• **DATA EXTRACT**:
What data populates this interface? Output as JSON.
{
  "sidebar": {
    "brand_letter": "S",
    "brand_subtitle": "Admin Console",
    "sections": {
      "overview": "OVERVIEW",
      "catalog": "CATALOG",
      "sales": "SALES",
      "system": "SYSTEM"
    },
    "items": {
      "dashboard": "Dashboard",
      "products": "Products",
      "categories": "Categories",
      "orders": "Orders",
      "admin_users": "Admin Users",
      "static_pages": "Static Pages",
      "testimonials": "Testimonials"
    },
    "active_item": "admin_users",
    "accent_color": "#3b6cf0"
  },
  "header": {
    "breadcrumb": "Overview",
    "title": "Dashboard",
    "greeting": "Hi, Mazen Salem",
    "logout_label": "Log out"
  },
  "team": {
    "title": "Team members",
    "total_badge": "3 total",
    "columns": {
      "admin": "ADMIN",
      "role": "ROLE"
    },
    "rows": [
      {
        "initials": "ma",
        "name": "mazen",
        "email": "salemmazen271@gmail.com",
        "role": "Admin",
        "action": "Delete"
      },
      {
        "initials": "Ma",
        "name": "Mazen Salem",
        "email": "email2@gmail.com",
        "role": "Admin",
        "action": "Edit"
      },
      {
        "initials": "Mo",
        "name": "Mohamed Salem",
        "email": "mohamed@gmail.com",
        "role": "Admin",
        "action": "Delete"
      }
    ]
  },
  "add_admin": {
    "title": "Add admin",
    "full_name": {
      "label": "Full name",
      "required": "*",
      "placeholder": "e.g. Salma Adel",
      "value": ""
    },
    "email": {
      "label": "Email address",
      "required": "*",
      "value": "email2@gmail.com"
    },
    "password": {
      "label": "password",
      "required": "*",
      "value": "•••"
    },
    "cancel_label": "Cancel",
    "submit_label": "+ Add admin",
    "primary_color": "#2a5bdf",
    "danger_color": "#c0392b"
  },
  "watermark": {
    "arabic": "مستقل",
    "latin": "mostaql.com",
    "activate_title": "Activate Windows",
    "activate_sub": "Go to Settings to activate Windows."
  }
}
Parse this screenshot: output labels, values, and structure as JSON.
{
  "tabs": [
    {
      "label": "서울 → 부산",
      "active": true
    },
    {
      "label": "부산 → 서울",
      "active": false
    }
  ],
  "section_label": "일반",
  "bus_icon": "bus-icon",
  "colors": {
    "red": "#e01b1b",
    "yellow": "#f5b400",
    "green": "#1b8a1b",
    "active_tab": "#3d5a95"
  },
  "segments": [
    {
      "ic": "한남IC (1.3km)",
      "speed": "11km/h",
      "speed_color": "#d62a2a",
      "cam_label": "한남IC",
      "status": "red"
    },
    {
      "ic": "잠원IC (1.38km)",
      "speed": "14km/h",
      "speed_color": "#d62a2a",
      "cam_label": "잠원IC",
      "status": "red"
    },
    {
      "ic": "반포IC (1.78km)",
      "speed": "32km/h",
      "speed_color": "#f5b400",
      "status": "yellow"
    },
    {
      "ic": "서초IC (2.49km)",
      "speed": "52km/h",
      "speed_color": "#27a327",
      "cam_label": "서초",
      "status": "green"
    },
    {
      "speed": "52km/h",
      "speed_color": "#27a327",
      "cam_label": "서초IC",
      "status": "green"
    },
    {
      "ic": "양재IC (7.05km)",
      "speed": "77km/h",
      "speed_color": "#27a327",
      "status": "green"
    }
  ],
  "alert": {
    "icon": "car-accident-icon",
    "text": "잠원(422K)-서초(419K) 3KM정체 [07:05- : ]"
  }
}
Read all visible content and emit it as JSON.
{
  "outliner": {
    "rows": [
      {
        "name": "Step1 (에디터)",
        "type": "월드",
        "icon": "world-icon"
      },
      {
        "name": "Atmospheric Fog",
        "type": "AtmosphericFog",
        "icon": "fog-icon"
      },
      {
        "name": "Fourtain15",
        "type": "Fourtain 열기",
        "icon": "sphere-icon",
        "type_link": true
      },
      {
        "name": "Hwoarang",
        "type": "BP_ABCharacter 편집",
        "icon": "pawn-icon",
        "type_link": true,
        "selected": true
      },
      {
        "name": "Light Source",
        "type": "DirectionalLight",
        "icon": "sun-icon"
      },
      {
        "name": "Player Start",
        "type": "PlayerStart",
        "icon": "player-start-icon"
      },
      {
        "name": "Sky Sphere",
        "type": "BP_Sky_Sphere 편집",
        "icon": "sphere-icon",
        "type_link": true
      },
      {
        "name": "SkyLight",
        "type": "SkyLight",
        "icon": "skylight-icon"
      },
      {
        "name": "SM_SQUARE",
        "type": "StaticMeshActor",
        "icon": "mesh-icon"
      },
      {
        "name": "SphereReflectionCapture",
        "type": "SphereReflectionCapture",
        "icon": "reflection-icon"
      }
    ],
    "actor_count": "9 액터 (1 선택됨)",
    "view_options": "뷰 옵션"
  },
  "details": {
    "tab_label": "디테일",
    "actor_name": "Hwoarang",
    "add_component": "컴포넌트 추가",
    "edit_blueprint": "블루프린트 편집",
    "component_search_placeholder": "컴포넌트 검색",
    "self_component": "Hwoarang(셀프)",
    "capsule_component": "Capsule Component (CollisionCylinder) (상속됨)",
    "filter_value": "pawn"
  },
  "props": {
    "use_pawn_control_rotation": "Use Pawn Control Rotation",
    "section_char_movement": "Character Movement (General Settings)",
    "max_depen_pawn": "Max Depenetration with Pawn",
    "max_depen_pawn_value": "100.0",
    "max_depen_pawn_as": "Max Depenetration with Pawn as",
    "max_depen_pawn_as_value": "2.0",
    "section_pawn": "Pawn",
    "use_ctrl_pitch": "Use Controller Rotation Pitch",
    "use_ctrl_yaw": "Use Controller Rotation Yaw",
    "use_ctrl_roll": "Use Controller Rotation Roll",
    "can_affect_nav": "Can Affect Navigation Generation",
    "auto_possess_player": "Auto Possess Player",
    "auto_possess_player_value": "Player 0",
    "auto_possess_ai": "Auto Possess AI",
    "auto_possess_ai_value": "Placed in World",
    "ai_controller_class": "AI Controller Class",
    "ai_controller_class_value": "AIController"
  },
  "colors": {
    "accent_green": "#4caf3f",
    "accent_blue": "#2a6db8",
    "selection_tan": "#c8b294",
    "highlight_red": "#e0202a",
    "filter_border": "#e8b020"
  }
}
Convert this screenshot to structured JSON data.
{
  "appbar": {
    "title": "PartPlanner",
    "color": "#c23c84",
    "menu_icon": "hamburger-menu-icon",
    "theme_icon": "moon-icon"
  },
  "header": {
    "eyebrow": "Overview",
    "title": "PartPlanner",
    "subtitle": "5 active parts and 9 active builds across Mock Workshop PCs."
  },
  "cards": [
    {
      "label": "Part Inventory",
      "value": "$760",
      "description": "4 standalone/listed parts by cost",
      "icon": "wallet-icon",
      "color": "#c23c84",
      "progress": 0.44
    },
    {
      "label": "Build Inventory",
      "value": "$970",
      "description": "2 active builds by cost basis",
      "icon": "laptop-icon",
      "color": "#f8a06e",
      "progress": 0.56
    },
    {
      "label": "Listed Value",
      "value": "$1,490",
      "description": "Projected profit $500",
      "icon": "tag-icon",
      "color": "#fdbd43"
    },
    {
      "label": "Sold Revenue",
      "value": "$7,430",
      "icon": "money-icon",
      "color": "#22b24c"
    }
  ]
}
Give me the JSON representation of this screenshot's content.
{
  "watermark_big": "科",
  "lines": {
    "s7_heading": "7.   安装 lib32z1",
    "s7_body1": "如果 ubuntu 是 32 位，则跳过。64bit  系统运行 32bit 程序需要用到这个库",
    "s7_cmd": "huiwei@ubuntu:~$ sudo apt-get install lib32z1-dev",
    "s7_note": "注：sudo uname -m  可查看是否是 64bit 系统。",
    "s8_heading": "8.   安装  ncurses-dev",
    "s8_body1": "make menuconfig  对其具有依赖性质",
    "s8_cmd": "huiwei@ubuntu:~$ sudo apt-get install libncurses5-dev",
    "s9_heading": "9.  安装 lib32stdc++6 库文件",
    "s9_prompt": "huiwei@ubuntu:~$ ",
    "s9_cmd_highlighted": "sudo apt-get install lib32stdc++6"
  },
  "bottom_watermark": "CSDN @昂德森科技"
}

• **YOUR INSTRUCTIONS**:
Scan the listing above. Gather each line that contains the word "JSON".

• **ANSWER SECTION**:
What data populates this interface? Output as JSON.
Parse this screenshot: output labels, values, and structure as JSON.
Read all visible content and emit it as JSON.
Convert this screenshot to structured JSON data.
Give me the JSON representation of this screenshot's content.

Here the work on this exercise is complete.